What does SLA mean? For those of you that haven’t been in the lumber world, it means Softwood Lumber Agreement. This is used to refer to the agreement that the United States and Canada had for 10 years starting in 2006. Essentially it is the agreement between the two nations that regulate the trade of softwood lumber.
This issue it complicated because there are so many different details. Since we have two countries supplying the same market it is important the playing field is level.
Some of the most impressive places on our public lands are the vast and wild backcountry. These snow-capped peaks, high mountain lakes, and untamed landscapes are special to most Americans. Some of these areas deserve the protection of legislated wilderness or national monuments, while others should merely be recognized and managed for their wild characteristics.
Regardless of the type, we should use collaboration to identify these areas that haven’t already been designated. You may wonder why we are going from Active Management in a previous blog post, directly to Backcountry. During collaborative work within the Northeast Washington Forestry Coalition we have found that by focusing efforts on the two bookends, the middle section (Conservation Management) shows itself. Continue reading “The Backcountry”
This medium is very important for sharing information and ideas about how we can successfully manage our forests. Writing stories and posting pictures helps transport readers where the issue is front and center, the forest. Forest Videos are the next step.
The world is changing around us and we must change our behavior and actions to keep up. We live in a video dominated world. Theforestblog has created a YouTube channel and will be creating video content. These videos will focus on many of the topics you see here. Like this one:

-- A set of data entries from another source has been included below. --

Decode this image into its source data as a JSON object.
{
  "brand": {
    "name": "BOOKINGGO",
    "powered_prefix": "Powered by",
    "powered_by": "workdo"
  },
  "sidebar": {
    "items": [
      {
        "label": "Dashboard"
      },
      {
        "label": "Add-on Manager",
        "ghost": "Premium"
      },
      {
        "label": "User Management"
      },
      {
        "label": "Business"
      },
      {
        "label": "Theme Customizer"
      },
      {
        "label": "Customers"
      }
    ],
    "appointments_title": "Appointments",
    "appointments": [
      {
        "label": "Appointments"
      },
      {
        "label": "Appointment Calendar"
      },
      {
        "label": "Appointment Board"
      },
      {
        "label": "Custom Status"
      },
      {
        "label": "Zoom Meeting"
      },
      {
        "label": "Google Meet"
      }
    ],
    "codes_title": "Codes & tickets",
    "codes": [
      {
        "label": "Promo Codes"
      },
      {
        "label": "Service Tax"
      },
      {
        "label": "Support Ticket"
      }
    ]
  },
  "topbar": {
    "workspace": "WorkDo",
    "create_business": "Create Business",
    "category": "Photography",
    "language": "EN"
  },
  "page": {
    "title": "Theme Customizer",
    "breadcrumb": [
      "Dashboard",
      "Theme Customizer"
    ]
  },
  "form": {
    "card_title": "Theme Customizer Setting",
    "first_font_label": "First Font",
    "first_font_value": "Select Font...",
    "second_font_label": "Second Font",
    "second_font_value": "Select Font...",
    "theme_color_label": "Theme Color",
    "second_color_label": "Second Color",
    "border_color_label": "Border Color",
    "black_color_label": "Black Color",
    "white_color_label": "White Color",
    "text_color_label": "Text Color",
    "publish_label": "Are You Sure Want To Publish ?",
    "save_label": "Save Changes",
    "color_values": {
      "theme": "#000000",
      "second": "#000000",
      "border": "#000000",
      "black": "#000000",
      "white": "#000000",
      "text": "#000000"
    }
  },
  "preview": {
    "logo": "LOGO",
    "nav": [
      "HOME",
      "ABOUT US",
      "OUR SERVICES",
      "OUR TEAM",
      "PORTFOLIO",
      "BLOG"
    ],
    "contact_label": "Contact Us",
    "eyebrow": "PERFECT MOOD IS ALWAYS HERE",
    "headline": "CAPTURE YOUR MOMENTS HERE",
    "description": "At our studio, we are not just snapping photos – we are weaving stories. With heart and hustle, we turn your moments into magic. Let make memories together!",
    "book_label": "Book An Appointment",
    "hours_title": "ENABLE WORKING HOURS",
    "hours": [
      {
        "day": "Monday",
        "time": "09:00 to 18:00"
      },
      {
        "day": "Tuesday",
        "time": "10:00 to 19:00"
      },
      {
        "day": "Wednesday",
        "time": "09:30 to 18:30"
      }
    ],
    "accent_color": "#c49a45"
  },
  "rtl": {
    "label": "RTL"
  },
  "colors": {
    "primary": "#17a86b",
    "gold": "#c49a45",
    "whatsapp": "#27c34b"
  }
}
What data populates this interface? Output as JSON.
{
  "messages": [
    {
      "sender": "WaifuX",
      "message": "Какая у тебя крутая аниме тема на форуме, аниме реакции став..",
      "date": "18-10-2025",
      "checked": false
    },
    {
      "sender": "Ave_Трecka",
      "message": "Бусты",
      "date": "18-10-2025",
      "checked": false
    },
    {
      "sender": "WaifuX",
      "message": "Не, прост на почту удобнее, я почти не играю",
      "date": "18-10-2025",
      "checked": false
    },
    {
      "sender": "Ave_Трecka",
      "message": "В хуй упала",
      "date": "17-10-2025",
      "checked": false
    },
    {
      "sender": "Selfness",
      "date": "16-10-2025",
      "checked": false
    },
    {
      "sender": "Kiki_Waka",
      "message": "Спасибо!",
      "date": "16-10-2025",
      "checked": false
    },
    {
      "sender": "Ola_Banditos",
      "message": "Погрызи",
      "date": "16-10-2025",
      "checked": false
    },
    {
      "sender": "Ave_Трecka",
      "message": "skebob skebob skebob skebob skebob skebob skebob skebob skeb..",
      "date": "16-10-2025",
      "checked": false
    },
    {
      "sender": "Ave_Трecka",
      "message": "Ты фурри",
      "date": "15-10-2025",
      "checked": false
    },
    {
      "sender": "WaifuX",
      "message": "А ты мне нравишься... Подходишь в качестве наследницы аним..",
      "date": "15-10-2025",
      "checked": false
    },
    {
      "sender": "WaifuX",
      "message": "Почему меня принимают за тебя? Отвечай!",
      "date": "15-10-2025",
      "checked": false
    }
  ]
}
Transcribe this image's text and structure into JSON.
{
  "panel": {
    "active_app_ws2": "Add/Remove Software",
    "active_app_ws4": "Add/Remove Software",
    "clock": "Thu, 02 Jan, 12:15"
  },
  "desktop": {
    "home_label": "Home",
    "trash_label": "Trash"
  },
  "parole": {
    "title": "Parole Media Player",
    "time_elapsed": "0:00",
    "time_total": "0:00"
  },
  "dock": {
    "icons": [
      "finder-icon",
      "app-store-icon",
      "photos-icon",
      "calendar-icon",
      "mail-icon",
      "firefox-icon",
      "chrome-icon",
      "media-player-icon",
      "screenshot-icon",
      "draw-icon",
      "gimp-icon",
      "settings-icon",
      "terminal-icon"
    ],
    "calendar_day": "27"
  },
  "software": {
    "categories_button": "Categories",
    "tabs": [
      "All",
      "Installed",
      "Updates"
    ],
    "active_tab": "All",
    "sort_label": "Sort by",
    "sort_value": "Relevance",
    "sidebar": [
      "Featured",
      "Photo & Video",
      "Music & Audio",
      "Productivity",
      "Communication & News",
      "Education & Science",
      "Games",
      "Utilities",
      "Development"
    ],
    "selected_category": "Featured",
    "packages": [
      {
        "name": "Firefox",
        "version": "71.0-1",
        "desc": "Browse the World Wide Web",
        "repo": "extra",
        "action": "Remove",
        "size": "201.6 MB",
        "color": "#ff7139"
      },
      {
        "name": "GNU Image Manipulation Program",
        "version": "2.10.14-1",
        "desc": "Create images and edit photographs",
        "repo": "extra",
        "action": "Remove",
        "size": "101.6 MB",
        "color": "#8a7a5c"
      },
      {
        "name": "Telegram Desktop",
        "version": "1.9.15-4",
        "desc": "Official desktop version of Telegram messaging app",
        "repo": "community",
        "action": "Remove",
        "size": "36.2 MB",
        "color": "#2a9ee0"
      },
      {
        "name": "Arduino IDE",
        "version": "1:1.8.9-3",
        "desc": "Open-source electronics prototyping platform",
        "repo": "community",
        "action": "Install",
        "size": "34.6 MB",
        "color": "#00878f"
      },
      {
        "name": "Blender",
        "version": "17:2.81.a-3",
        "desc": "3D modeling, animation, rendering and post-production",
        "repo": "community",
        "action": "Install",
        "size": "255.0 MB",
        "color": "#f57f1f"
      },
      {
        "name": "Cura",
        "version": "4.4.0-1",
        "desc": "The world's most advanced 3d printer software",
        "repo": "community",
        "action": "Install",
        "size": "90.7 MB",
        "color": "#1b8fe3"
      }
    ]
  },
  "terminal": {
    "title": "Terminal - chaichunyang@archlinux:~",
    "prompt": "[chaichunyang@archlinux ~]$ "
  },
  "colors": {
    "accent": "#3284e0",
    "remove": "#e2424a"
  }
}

Something finally happened. The US government imposed a 20% duty on Canadian softwood lumber imports to the United States. Everyone seems to have an opinion.
For those that think this is something new, it’s not. This dispute has been going on for decades and will continue far into the future. Why, because both nations rely on each other, yet there are enough differences to cause market problems. Let’s keep in mind that we just completed a decade-long (2006 -2016) Softwood Lumber Agreement that included duties and quotas on lumber entering the US marketplace from Canada. Continue reading “North American Softwood Lumber: 20% Duty”